"I think about this periodically, and I probably try to suppress it," Hare says. "I do disassociate myself from it. I mean, if I thought about every potential use or misuse of the instrument, I probably wouldn't sleep at all."
"Alarming world of globe-trotting experts"
Hare goes even further in a series of interviews with journalist Jon Ronson, author of the new book, The Psychopath Test. Over late-night drinks at hotel bars, he tells the author that he is especially chagrined at the PCL-R’s use by poorly trained and biased evaluators in Sexually Violent Predator (SVP) cases in the United States:
“ ‘I tried to train some of the people who administer it. They were sitting around, twiddling their thumbs, rolling their eyes, doodling, cutting their fingernails – these were people who were going to use it.’
“A Coalinga psychiatrist, Michael Freer, told the Los Angeles Times in 2007 that more than a third of Coalinga ‘individuals’ (as the inmates there are called) had been misdiagnosed as violent predators and would in fact pose no threat to the public if released. ‘They did their time, and suddenly they are picked up again and shipped off to a state hospital for essentially an indeterminate period of time,’ Freer said. ‘To get out they have to demonstrate that they are no longer a risk, which can be a very high standard. So, yeah, they do have grounds to be very upset.’
“In the executive bar, Bob Hare continued. He told me of an alarming world of globe-trotting experts, forensic psychologists, criminal profilers, traveling the planet armed with nothing much more than a Certificate of Attendance, just like the one I had. These people might have influence inside parole hearings, death penalty hearings, serial-killer incident rooms, and on and on. I think he saw his checklist as something pure – innocent as only science can be – but the humans who administered it as masses of weird prejudices and crazy dispositions.”
If Hare’s conscience is really bothering him, he could do more than try to distance himself from miscarriages of justice in interviews with journalists after the fact. He could stop training the legions of government SVP evaluators in the United States, and/or issue a policy statement about the misuse of his instrument in court.
Of course, that would mean a significant loss of revenue. Even Ronson, the author of The Psychopath Test, had to pay 400 pounds (media discount) to gain access to Hare at a 3-day PCL-R training course. And that didn’t include the cost of the 30-page manual, another 361 pounds.
My review of The Psychopath Test at Amazon:
The power to label is intoxicating. That’s what Jon Ronson found after taking a 3-day training that gave him license to diagnose people as psychopaths. Armed with a 40-item checklist, the journalist went gallivanting around the globe, sniffing out prospective psychopaths from convicted murderers to corporate job-slashers and Haitian war criminals. Ronson’s chronicle of his two-year quest for the elusive psychopath is at times whimsical, sometimes laugh-out-loud funny, and always riveting.

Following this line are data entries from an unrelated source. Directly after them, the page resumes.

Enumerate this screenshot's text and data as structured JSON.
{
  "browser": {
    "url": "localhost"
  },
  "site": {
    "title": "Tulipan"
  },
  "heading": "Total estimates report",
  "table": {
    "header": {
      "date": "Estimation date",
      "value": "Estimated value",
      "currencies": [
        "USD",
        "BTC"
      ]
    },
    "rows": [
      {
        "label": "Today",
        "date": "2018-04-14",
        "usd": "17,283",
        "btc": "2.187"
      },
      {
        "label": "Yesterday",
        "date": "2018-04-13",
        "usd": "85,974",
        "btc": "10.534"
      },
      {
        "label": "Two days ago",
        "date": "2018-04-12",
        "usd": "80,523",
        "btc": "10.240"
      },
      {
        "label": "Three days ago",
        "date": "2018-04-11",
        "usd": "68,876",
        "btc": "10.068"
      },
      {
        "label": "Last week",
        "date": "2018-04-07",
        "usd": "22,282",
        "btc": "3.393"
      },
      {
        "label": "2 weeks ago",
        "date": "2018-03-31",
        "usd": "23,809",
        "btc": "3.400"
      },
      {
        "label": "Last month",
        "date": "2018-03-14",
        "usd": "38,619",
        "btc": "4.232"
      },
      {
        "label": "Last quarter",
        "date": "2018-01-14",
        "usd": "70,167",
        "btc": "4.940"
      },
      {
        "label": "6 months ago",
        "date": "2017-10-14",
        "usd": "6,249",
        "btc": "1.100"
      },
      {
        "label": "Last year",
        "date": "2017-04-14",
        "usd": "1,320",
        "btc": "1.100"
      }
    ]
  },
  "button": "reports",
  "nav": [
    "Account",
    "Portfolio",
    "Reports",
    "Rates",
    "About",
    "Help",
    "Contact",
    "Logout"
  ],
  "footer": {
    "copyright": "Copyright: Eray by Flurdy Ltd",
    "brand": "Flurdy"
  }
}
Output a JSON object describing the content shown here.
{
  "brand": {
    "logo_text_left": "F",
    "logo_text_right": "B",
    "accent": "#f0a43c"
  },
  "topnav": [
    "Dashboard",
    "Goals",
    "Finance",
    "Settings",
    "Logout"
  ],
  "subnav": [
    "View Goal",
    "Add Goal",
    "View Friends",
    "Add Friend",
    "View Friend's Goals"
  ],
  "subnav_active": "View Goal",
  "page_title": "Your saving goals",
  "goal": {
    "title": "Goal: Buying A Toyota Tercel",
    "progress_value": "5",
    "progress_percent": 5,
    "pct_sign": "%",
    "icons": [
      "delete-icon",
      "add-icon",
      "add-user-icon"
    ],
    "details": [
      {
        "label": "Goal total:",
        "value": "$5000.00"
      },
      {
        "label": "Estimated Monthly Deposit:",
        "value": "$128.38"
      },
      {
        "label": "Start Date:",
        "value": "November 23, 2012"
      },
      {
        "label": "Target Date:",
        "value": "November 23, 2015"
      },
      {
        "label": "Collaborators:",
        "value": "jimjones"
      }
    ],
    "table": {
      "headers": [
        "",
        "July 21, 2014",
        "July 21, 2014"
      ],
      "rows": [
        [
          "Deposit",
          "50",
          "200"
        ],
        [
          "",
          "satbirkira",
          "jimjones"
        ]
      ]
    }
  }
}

The review continues HERE. (As always, if you enjoy it, please click “yes.”)